Many things have been discovered in our oceans by divers, from lost sunken ships, buried treasures of old, to possible proof of ancient civilizations. But one thing that has fascinated me for years is the Great Barrier Reef. You can find images online of beautiful and vivid coral, fish, and other amazing aquatic life. Its on my list of places to see before I leave this world.
Being the world’s largest reef system it is home to over 2,900 separate reefs with more than 900 islands covering the expanse of the reef. In fact, the reef is so large that it can be seen from space. It is home to thirty different species of porpoises, whales and dolphins, 17 species of sea snakes and over 1,500 species of fish. In fact, 10% of our world’s entire species of fish are found within the Great Barrier reef. And lastly, about 330 different species of ascidians, also known as sea squirts, reside on the reef system.
Its not only people who come to visit the reef either. It has been recorded that 6 species of sea turtles visit the reef to breed, and 215 species of birds come to roost or nest on the surrounding islands.
I bet you’re wondering how such a huge host to living things was formed? The Great Barrier Reef is an ancient place that is mainly composed of coral; live coral that dies and becomes a foundation for more live coral to grow. There are generations of coral formed on the reef and it has been dated as far back as 20 million years. The huge stone walls of the reef are covered in all form of living organisms, such as anemones, algae, crustaceans, sponges, coral, starfish, snakes, turtles, worms. Fish and a plethora of plant species.
In recent decades we have heard a lot about the fate of the Great Coral Reef and the many things that threaten its delicate ecosystem. Climate change is the largest of these threats with warmer temperatures in the ocean putting a significant amount of stress on the coral, causing the coral to bleach. Coral bleaching is when the coral expels all of the algae that symbiotically loves within the coral system from it tissues, causing the coral to turn white. In 1998 and 2002 there was a mass coral-bleaching event that took place. The 2002 event was the worst resulting in over 50% of the coral to experience some degree of bleaching.
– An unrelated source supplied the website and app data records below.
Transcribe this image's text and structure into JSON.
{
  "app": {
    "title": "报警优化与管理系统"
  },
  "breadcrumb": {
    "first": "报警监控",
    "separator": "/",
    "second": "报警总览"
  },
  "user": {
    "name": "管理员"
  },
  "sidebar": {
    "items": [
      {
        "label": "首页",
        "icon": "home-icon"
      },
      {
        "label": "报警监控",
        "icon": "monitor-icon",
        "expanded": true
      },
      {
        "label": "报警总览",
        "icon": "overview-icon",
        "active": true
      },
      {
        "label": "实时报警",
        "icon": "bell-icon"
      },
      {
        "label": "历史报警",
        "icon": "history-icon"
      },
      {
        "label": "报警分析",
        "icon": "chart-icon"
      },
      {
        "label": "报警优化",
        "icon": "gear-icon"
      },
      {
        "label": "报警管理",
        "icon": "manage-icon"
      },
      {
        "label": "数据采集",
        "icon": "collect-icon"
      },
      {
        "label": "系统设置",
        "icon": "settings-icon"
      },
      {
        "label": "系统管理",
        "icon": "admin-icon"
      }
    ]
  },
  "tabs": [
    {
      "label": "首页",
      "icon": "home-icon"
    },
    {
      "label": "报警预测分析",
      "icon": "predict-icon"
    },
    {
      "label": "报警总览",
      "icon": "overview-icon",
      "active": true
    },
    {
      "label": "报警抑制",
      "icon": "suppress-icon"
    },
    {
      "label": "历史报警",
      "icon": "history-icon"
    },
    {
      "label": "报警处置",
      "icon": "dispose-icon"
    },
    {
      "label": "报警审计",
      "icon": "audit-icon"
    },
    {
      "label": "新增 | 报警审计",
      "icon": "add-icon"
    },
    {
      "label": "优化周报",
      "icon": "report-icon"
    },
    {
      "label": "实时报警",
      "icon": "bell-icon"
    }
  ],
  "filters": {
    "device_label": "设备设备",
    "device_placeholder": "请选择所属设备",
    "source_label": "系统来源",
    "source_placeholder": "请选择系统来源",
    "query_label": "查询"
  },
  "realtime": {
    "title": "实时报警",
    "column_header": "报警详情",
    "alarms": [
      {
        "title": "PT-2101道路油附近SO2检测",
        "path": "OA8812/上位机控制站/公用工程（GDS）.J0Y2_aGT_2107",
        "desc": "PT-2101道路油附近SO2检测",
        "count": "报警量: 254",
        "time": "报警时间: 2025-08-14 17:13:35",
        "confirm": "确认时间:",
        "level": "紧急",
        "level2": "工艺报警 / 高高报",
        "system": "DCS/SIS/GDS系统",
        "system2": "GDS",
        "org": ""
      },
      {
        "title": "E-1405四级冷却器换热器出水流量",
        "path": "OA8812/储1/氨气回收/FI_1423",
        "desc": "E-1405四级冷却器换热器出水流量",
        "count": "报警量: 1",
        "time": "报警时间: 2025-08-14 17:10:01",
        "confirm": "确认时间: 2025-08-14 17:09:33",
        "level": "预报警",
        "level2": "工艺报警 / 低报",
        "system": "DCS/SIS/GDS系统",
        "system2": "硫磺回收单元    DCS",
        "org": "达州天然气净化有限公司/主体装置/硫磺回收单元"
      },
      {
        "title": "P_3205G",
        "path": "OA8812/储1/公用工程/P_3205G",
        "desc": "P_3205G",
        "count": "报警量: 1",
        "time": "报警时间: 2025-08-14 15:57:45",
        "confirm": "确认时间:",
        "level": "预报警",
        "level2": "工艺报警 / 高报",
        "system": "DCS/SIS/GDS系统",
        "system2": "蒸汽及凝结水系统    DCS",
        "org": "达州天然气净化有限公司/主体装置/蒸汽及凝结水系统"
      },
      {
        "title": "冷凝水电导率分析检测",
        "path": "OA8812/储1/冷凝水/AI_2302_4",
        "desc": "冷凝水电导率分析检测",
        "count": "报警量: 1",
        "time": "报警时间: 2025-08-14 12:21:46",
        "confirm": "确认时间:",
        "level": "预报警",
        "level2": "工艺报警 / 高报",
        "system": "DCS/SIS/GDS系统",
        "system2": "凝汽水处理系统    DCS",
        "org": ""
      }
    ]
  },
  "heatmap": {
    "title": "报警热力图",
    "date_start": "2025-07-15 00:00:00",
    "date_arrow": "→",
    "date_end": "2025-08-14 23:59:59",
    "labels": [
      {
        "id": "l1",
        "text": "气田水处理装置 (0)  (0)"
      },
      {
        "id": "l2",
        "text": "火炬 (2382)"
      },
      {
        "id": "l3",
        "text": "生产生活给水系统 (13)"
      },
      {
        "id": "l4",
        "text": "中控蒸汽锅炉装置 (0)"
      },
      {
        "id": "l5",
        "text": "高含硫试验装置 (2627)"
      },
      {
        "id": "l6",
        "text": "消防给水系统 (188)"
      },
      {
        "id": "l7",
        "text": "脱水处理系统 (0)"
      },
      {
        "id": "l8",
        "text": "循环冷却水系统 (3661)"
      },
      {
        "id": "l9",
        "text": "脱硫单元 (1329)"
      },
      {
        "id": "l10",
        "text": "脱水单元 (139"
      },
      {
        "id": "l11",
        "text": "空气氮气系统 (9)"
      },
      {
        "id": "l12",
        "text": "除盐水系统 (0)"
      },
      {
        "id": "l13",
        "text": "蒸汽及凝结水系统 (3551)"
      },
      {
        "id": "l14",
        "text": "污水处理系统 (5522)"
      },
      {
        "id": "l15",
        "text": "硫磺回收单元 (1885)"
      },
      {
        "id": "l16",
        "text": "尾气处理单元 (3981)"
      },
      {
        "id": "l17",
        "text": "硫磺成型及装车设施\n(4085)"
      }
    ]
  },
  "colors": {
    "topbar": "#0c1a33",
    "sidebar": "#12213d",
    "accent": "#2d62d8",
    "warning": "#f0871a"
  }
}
The Great Barrier Reef’s health has also been affected by the run-offs of river catchments that have pollution in them. Tourism can also be a problem, with over 2 million people visiting the reef each year, and needs to be closely monitored to keep this delicate ecosystem safe. Many groups are working to help keep this beautiful underwater wonder safe and in good health. It would be a shame for us to lose something so wonderful that is an extremely important asset to our planet.